The Workplace Balancing Act – Have You Found Yours?

As the summer winds down and more established business, school, and family routines return, many of us think about how we can sustain some of that personal freedom that summer schedules provide. Navigating the demands of work and life isn’t easy – it’s a topic of frequent conversation in workplaces everywhere. Creating a better sense of balance while at work can be a great place to start.

Here are some workplace strategies to consider as you gear up for the fall season:

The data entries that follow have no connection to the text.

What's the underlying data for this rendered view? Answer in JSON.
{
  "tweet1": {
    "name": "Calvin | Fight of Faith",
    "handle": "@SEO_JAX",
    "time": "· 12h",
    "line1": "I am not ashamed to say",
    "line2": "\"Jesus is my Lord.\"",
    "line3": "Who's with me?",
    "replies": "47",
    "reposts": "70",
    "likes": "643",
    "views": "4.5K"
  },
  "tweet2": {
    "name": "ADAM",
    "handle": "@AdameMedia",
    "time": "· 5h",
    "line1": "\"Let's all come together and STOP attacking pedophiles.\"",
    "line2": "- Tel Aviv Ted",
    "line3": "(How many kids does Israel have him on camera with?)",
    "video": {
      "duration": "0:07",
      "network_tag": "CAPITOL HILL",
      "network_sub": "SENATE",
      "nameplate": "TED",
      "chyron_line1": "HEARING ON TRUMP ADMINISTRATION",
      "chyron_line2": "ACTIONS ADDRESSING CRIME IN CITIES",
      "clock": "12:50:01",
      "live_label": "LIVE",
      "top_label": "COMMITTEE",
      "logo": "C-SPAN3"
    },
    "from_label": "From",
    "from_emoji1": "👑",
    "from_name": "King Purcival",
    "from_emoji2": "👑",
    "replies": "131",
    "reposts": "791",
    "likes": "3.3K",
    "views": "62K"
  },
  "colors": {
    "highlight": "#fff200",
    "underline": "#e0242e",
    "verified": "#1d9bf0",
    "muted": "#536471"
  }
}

  • Flexible work hours head the top of the list of work-life supports you and your organization can provide. This isn’t new and individuals of all ages and positions want this. It’s estimated that 74% of employees want flexible work hours, but less than half get it. Allowing employees to have flexible start and end times, or take an extended lunch break once or twice a week to fit in a fitness class and adjust hours accordingly, can make all the difference.
  • Brianne sets her schedule so she can drop off and pick up her kids from school every other day. She’s figured out how to finish some of her work after they go to bed. Not ideal for some, but for others it’s the only way to integrate both work and personal life. Effective communication with others at work is essential, but 100% face time is not.
  • Where possible, Jonathan sets up walking meetings, where he and his team members hit the pavement instead of convening in a conference room. That doesn’t work for every meeting, but it’s a way to demonstrate the value of physical movement and changes up the usual routine of how people communicate.
  • Suzanne blocks off one full day or sometimes two-half days per week to ensure she has no “official” meetings scheduled at that time. This allows her to catch up on needed communications, check in with her team members, enjoy more spontaneous conversations and calls, and strategize on ways to move forward on current projects.
  • Space tells a story about how employees are supported in the work they do. Places within the physical work environment where employees can meet, connect, collaborate, chill out in a quiet space, or free form on a flip chart, sends messages about providing space for focused work and the room needed to pause and regroup during the workday.
  • If your culture values teamwork, bring employees together in sports games and competitions around the office. If you value community involvement, give employees time to volunteer or participate in a local charity walk. Every company’s attention to employee wellness will look different, so making it authentic in a way that aligns with your business goals is what matters.
  • Be mindful. Activities that have become permanent, such as checking our smartphones every few minutes for the next email, text, or the latest twitter feed can lead to never getting a break or a pause. Ever. Giving your mind and conversations a break from technology’s grip is essential to maintain true focus, clear thinking, and high performance.
  • The work-life integration activities that leaders demonstrate send cues to their staff about what is and isn’t acceptable. They notice if you collaborate with others on schedules to openly discuss the time required for family commitments or other important activities outside the office. They notice if you take vacations or work from home when children or a family member is sick. Be aware of how important those actions are and the messages they convey.
  • Watch for physical symptoms. Muscle tension, upset stomach, sleep problems, can all be physical manifestations of a body and mind out of balance. Anxiety and panic are the emotional price one pays for being out of whack. Caring about yourself by scheduling personal time very week to do whatever will energize and restore is essential.

If we consider this challenge as one of integration, where we do our best to coordinate, blend, and bring elements of work and life into a unified whole, the possibilities are greater than thinking in terms of balance – which tends to involve trade-offs and the implication that we can’t have it all. It really is about mindset and figuring out how we can fit in the doctor’s appointment, get a work out in, and show up at work to finish our projects with energy and engagement. The result – a healthier and happier you, more engaged employees, and stronger business performance. They are all connected.